Preaching precaution with pesticides
In this 1974 letter to Russell Train, the second EPA administrator, Gaylord Nelson chastises the agency for relenting in its fight against the powerful herbicide 2,4,5-T (the major component of Agent Orange) and urges the use of the precautionary principle in the approval of synthetic chemicals.
The letter featured here was prompted by plans to spray defoliants in Wisconsin's national forests. It shows Nelson pressing the EPA to cut off public and private land managers' access to 2,4,5-T. The letter reveals the new agency's embattled position between environmentalists, competing bureaucracies, academics, tourists, and large corporations, such as Agent Orange's patent holder, Dow Chemical.
Nelson contends the only sensible standard for the agency to follow with regards to chemicals is the precautionary principle: to require potentially toxic agents to be proved safe scientifically before being released into the environment.
His challenge to the EPA was unsuccessful. Spraying the 2,4,5-T herbicide would be permitted in national parks for five more years. It would not be until 1985 that Dow ceased producing 2,4,5-T and Agent Orange.
Throughout his Senate career, Nelson remained often wary of, and more frequently fervently opposed to, the introduction of new synthetic chemicals into American life. During his first year in Congress in 1963, he introduced bills banning the pesticide DDT and phosphates in detergents. In 1968, as chairman of the Senate Manpower Subcommittee's celebrated attack on the drug industry, he curtailed the usage of the over-prescribed antibiotic Chloromycetin, which had serious side effects. When the EPA, under its first director, William Ruckelshaus, finally outlawed DDT, Nelson kept drafting bills to ensure that other pesticides met the same fate.
Agent Orange had drawn special attention from Nelson. Because of its use as a tactical defoliant by the U.S. military in Vietnam, Nelson broke from his habit of describing pollution crises on a national scale to voicing the concern for pollution on a global scale. He decried America's deployment of "environmental warfare," which was "a dangerous threat to the entire ecology" of Vietnam, he wrote in his 1970 book America's Last Chance. When the EPA forbade the Defense Department to spray Agent Orange, Nelson quickly countered with legislation prohibiting all military defoliant practices, a demand to which the military caved in 1972.
Domestic use of 2,4,5-T, however, remained legal and was used by government agencies. In 1972, after landowners in southwestern Wisconsin hired a helicopter to spray the herbicide along the banks of the Wisconsin River, Nelson lamented to the Capital Times, "It is hardly believable that after the lessons of Vietnam, we would tolerate the same tactics of defoliation to be used in our own backyard."

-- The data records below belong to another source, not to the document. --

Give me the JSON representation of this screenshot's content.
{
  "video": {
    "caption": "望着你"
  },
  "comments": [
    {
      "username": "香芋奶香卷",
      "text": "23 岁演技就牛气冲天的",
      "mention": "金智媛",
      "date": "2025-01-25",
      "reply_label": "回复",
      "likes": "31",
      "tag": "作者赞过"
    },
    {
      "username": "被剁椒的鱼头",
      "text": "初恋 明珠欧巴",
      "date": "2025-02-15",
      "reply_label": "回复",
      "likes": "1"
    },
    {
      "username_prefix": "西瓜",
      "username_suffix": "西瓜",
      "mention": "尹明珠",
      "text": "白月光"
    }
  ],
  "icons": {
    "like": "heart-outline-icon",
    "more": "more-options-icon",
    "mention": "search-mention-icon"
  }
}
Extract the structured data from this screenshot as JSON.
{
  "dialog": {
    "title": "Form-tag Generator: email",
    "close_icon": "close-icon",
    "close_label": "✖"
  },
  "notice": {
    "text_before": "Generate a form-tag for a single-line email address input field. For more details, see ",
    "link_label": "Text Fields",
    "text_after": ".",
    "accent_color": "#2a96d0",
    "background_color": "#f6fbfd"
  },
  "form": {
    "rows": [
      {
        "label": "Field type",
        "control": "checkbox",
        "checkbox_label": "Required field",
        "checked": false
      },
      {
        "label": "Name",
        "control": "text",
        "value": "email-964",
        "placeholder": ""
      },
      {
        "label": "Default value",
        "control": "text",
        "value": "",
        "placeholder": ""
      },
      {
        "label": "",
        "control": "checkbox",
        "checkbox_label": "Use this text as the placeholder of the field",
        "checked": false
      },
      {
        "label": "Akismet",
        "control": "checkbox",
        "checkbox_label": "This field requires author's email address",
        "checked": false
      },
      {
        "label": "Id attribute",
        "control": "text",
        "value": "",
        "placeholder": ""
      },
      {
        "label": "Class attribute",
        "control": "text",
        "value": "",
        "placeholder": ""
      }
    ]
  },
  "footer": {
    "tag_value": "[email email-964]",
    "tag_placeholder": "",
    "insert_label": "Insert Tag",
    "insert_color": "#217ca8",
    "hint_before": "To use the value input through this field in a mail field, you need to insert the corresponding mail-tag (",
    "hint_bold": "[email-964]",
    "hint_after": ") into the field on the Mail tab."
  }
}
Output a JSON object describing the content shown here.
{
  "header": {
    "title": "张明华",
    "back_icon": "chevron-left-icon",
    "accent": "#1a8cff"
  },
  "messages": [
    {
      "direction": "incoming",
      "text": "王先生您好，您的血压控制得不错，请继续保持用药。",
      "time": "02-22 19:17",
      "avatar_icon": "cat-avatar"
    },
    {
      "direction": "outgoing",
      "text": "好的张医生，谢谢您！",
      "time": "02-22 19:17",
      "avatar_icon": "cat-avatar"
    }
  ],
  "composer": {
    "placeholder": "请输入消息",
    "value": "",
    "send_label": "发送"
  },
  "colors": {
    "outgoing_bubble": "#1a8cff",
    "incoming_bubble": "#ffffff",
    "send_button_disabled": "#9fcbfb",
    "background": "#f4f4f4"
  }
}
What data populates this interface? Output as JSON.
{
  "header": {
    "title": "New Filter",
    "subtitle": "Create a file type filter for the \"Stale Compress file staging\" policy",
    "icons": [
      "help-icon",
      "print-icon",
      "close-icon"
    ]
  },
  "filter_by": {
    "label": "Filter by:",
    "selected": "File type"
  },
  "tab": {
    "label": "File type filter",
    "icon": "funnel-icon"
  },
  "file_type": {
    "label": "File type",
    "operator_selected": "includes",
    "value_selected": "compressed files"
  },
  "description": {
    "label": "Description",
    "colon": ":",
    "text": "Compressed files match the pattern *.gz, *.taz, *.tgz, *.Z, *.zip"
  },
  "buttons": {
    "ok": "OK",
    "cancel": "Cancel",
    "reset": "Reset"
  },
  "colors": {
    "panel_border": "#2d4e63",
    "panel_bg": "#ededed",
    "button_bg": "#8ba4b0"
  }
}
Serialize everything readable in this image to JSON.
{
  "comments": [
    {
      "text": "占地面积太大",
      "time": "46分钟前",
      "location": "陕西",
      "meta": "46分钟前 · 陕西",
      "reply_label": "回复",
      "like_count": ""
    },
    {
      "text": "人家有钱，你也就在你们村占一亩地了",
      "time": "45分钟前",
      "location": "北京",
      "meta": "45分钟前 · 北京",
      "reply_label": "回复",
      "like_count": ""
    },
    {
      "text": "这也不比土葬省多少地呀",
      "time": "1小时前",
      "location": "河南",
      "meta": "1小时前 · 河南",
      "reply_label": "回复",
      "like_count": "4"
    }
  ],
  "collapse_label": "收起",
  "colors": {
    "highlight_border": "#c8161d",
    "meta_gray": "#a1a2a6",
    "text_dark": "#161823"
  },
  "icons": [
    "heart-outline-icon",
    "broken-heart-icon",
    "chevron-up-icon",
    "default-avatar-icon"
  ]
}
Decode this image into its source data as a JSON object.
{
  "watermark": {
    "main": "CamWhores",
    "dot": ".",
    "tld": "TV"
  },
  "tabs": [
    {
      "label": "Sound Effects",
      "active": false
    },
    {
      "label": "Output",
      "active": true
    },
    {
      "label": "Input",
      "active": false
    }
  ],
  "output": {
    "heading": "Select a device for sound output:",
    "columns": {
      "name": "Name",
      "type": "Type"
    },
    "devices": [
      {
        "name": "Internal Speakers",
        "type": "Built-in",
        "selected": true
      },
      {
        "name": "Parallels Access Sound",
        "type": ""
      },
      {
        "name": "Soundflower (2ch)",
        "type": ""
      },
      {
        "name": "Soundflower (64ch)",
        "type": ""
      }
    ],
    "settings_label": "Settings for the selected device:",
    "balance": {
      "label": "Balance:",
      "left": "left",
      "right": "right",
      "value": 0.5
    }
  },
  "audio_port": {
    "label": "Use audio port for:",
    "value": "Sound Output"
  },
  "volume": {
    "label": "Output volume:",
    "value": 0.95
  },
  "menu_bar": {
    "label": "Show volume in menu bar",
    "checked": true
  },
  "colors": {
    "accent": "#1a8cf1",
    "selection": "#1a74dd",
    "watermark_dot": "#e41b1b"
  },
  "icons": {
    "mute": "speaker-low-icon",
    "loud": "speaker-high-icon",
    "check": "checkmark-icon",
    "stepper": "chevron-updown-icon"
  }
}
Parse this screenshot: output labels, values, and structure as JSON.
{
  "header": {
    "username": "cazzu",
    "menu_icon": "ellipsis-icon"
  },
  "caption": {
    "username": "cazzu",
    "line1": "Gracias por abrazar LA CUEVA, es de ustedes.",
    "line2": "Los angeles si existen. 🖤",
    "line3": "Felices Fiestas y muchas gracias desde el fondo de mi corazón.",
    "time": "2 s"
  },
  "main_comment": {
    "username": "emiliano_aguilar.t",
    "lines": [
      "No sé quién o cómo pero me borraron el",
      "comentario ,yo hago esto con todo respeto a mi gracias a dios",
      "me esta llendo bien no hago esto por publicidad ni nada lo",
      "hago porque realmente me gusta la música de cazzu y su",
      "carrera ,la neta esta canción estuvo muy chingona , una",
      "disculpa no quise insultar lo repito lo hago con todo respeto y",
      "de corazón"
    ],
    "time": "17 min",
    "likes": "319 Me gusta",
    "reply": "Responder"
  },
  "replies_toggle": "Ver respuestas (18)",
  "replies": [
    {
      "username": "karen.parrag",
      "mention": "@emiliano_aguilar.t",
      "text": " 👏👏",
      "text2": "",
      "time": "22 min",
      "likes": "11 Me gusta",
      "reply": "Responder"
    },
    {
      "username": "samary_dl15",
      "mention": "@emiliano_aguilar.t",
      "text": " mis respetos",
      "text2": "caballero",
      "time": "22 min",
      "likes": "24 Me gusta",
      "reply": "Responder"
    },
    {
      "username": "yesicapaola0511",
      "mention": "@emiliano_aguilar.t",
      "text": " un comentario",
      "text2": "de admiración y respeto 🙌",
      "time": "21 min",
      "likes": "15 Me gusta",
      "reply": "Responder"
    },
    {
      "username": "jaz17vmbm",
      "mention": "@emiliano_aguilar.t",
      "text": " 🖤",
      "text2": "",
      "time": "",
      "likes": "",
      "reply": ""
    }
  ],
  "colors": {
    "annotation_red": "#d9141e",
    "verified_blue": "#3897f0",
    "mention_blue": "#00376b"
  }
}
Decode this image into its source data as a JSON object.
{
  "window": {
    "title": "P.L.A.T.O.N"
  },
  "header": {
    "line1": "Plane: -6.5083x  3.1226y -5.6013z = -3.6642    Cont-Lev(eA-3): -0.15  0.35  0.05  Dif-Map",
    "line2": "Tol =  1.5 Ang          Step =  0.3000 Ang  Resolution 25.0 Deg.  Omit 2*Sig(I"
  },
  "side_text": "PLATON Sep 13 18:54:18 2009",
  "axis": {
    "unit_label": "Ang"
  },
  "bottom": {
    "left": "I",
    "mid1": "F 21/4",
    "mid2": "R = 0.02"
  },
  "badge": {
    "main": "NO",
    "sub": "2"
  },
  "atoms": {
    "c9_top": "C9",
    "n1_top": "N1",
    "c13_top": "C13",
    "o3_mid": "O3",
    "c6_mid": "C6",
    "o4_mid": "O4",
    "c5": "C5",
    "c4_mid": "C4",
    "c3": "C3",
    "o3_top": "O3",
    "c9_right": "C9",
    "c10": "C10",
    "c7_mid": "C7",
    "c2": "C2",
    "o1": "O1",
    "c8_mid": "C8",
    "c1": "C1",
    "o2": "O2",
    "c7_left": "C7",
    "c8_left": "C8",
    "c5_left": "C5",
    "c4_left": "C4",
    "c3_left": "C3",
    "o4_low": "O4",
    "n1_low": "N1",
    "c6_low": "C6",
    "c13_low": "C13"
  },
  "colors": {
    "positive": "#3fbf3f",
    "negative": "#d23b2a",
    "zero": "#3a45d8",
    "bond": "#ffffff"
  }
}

1 Gaylord Nelson, America's Last Chance (Waukesha, WI: Country Beautiful, 1970), p.74
2 Edwin Knoll, "Grant County Scarred by Killer Defoliant—Nelson," Capital Times, August 11, 1972, p.1